* On December 7, 2015, the 24 complainants filed their joint position paper. Acting as their legal counsel is Atty. Charlie Tumaru, a complainant himself.
* On December 9, 2015, the investigating panel met with experts Engineer Enrico Belmonte and Jake Arellano, and MMPC representatives "to discuss said experts' hypotheses/postulates which could be the cause of the SUA." Belmonte brought up the Venturi effect on the intercooler, while Arellano cited a possible oil leak in the intake manifold. The credentials of the experts are not stated in the report.
* On December 10, 2015, the investigating panel met with DOST "to discuss the possibility of using DOST equipment" at its Electronics Product Development Center. Unfortunately, DOST's laboratory "is only capable of testing for electromagnetic emission and not for immunity." The agency thus recommended the use of a third-party electromagnetic compatibility laboratory, citing facilities in Malaysia, Thailand, Singapore, Germany and Taiwan as options.
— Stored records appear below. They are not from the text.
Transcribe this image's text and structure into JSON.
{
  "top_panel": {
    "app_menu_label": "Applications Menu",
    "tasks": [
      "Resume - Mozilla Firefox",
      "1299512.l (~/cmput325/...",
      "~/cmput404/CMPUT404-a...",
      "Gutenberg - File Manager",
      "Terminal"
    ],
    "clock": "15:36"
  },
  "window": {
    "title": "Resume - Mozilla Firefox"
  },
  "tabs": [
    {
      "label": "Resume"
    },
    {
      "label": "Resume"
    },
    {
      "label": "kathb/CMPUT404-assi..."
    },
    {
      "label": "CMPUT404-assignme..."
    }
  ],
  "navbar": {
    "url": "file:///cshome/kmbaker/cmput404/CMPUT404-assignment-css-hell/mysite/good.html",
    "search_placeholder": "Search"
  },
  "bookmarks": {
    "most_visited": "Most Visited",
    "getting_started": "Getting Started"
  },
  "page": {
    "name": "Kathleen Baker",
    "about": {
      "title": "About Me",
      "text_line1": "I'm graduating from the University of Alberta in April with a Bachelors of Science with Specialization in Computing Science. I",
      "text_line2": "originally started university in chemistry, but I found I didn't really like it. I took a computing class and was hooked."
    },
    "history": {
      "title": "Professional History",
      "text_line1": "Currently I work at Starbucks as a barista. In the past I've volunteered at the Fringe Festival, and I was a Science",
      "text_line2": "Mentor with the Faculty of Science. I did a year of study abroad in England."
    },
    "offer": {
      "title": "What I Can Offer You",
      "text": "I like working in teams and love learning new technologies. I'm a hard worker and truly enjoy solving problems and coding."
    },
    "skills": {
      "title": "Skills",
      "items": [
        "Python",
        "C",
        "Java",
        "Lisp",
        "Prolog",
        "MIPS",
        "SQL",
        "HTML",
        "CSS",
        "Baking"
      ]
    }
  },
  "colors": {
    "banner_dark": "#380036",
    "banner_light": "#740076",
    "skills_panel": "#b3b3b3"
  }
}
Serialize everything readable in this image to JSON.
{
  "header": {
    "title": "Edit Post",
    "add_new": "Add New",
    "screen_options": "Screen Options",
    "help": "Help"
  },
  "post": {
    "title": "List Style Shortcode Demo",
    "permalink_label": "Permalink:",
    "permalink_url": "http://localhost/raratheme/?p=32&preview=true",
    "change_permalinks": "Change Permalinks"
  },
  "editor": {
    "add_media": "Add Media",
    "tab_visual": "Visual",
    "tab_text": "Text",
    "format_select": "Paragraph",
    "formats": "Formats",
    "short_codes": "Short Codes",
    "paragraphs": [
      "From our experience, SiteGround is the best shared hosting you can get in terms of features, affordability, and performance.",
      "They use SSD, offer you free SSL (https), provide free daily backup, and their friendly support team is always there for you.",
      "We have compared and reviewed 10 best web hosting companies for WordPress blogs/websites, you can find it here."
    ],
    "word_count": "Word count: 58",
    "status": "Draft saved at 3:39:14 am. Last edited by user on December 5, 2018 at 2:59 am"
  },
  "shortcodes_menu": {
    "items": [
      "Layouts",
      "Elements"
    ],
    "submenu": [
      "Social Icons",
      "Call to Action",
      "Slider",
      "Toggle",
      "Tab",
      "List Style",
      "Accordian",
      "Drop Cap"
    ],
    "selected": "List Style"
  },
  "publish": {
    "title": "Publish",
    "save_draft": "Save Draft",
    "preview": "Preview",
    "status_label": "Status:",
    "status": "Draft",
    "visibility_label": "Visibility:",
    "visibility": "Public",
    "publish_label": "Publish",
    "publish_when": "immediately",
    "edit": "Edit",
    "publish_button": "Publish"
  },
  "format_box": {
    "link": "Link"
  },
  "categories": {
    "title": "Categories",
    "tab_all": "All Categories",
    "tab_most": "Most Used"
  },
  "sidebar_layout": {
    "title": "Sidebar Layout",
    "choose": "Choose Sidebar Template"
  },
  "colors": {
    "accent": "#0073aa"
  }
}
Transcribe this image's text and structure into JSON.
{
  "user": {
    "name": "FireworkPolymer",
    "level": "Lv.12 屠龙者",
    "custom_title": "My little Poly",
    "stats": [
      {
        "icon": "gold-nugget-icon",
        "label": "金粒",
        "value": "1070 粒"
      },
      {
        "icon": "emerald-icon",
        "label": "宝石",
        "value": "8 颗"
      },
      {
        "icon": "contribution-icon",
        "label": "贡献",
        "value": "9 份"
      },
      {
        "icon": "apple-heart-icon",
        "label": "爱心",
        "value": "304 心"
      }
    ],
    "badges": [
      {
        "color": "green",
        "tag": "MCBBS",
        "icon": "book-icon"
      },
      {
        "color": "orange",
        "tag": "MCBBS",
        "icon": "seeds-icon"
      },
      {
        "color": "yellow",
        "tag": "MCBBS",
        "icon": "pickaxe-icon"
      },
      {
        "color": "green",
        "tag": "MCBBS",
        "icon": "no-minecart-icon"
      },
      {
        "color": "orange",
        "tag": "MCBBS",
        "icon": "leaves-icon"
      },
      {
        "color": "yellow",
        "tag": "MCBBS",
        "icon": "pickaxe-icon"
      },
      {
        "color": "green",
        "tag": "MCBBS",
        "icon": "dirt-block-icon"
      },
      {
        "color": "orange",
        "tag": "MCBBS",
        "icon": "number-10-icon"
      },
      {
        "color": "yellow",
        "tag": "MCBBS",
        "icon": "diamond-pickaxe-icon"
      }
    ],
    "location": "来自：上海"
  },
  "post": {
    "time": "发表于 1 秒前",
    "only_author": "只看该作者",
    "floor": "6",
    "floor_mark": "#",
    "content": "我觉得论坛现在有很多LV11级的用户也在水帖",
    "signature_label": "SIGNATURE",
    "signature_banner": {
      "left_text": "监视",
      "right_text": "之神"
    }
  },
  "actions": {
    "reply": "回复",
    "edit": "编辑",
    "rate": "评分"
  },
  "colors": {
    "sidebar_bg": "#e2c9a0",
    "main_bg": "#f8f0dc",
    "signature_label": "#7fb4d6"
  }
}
* On December 11, 2015, the investigating panel inspected two SUA-related Montero Sport units in Quezon City "to test the experts' hypotheses/postulates." The tests were negative.
* On December 15, 2015, "MMPC presented its own experts in the persons of Akinori Ishibashi, Osamu Tomita and Hiroyuki Tanaka" from Mitsubishi Motors Corporation of Japan. These MMC experts presented to the investigating panel the results of their own tests conducted in November 2011, which included testing for electromagnetic emission and immunity, as well as for static electricity. The tests had also been negative.
* Today, December 17, 2015, DTI presented its technical recommendations: (1) for DTI, DOST and MMPC to determine within 30 days the terms and conditions for an independent third-party investigation; (2) for MMPC to provide "mandatory preventive maintenance" to all the Montero Sport AT units of the complainants, and if necessary, replace parts "directly related to the engine, brake and/or transmission systems of the vehicle," at no cost to the owners; (3) for all Mitsubishi dealers to "record stored data trouble codes and compare all vehicle findings to determine if there is a common DTC that appears in many Montero Sport AT units; (4) for MMPC to conduct a "quality reassurance certification on all the SUA complainants' vehicles, including non-SUA complainants who own a Montero Sport for purposes of acquiring peace of mind"; (5) for all other Montero Sport AT owners "to continuously avail of the free checkup to determine the condition of their vehicles"; (6) for MMPC to instruct salespeople "to fully explain to all prospective buyers the manner of using Montero Sport units with automatic transmission prior to purchase"; (7) for MMPC to issue a public advisory on the matter; (8) for MMPC not to resell SUA-related units "until there is a declaration that the vehicles are roadworthy"; and (9) for owners of units that will be recalled, if necessary, to also avail of waived repair costs.
DTI's legal recommendations, meanwhile, are the following: (1) "endorsement of all 24 complaints to the Fair Trade Enforcement Bureau" of the agency; and (2) "the filing of the necessary Formal Charge against concerned parties" should the aforementioned third-party investigation yield "reasonable grounds."
To recap: DTI needs to conduct an independent technical test. For now, there is no recall of the Montero Sport. Read the full report below.